The PRIME MINISTER (Mr. Baldwin)

No liability is incurred as a result of the new Agreement. A full explanation will be given when legislation is introduced next week. I hope to announce the business for next week at the close of the present sitting; but it may be for the convenience of Members to say now that I think it is most probable that the House will be asked to take the necessary legislation on Tuesday.


Will it not be for the convenience of the House, as it was a statement by reference, that the provisions should be set forth in a White Paper, so that we may have the Agreement explained in one short document?


I will consider that. The right hon. Gentleman was good enough to speak to me last night. I desired to communicate with him, and I have written to him this morning. As the House is aware, the practice of the White Paper is due to the fact that, on the discussion on a Financial Resolution, Members found it a great help to have some explanation of the details in a White Paper. On Financial Resolutions you are dealing with fixed and ascertainable figures. What I am asked to do here is to issue a White Paper explaining in effect what are items of a Bill. It is the custom in this House to make such an explanation on the Second Reading. When I tell the House that there are no liabilities, it will be plain that nothing of the kind would go into a White Paper. As to what might be or might not be payable by Ireland in certain circumstances is so much a matter of conjecture that it would be quite impossible to get it into a White, Paper. But I will take note of what the right hon. Gentleman says, and if it be possible and convenient, I will do so.


I do not want to press the Prime Minister unduly, but may I remind him that it is very often the practice, in introducing a Bill, to preface it with a memorandum explaining its provisions and details. If the right hon. Gentleman would issue such a memorandum as a preface to this Bill, setting out what the Bill really means in relation to the Treaty, it would be for the convenience of Members.


Do I understand that the Bill will be presented and printed on Tuesday?

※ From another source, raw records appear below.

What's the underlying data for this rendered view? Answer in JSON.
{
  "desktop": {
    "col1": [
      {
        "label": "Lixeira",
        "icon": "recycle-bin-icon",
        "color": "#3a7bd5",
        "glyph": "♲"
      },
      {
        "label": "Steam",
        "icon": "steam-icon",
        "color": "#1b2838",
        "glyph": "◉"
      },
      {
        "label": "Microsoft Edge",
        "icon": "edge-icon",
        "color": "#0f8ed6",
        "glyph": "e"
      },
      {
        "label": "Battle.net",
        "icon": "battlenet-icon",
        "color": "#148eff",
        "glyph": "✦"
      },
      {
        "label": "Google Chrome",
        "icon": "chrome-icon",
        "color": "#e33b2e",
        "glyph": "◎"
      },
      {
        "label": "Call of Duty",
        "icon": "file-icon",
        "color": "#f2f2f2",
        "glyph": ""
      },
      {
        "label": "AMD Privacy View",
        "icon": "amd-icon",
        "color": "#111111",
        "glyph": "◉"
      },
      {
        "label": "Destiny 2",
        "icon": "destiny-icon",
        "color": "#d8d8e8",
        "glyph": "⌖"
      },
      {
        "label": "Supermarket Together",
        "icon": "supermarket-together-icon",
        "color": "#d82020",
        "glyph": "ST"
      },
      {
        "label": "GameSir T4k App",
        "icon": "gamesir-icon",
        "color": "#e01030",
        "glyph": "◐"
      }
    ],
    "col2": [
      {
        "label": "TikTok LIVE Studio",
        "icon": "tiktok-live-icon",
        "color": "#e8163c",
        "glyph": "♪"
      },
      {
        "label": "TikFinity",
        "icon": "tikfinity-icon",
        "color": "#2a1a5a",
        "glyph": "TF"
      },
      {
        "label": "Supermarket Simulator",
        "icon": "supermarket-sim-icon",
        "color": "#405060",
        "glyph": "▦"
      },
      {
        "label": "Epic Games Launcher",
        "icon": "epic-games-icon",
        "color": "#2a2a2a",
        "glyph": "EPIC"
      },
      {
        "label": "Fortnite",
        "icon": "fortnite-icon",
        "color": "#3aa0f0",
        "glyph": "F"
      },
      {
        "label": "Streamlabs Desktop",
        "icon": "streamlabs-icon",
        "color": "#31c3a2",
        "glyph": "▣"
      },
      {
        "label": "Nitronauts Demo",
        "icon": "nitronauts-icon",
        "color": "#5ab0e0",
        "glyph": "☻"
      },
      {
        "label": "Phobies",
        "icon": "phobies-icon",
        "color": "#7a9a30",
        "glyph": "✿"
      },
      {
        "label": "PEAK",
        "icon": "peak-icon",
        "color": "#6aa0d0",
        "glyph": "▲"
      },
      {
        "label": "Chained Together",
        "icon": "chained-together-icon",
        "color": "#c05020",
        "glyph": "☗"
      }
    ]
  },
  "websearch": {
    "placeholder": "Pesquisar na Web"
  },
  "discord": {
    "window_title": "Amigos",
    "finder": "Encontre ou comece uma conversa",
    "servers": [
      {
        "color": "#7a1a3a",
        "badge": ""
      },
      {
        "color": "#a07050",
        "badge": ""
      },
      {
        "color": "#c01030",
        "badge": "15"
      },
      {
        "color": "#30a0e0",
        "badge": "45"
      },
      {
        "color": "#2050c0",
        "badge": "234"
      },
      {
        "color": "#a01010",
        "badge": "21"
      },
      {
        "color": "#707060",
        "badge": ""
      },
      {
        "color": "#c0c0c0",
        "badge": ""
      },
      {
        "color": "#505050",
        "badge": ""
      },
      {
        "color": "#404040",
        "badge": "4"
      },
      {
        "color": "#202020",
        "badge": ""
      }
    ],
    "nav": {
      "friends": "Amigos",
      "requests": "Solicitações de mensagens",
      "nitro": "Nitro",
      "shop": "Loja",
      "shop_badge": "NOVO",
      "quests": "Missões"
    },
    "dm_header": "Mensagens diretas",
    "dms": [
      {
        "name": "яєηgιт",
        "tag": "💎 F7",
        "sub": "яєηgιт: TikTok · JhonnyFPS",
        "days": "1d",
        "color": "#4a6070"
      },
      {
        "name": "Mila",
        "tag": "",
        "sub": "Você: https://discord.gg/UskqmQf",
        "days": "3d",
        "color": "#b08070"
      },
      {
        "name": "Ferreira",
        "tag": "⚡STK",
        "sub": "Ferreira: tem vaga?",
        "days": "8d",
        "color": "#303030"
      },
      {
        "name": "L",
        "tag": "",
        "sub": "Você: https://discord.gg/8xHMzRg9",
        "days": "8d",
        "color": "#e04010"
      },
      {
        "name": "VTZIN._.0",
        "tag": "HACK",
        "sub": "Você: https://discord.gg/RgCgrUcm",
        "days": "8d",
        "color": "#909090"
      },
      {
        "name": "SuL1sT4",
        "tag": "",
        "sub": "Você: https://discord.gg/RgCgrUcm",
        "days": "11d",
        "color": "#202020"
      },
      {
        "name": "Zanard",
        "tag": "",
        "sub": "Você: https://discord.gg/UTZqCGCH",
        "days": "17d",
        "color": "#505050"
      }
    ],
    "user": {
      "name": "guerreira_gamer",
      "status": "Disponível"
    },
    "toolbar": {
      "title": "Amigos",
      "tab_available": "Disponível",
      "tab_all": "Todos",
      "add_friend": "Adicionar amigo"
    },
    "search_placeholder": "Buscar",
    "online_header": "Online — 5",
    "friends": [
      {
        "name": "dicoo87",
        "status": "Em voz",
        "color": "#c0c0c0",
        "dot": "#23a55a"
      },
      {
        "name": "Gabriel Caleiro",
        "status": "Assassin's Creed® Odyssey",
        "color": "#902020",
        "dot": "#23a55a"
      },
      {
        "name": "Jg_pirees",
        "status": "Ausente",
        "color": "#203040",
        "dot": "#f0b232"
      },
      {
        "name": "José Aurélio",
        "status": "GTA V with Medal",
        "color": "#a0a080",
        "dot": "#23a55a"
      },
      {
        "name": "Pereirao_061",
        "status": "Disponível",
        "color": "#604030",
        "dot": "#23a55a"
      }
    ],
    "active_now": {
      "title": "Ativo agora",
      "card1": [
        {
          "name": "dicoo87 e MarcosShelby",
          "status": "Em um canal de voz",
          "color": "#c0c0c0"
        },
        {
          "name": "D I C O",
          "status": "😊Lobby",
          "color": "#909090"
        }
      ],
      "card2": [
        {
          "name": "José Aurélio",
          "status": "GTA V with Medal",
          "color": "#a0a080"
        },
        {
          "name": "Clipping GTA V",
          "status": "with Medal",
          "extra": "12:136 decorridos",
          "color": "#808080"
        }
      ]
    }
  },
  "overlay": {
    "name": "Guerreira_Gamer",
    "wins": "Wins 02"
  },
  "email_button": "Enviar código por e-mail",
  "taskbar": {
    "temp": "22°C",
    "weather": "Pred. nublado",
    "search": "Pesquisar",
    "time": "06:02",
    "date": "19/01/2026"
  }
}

I hope to say definitely at 4 o'clock. I am very anxious to get it passed through this House at the very earliest moment. I would like to get it passed here before it is passed in Ireland. I understand a statement will be made in the Northern Parliament on Wednesday. I have no information as to when it will be taken in the Dail. But I hope to make a further statement at 4 o'clock.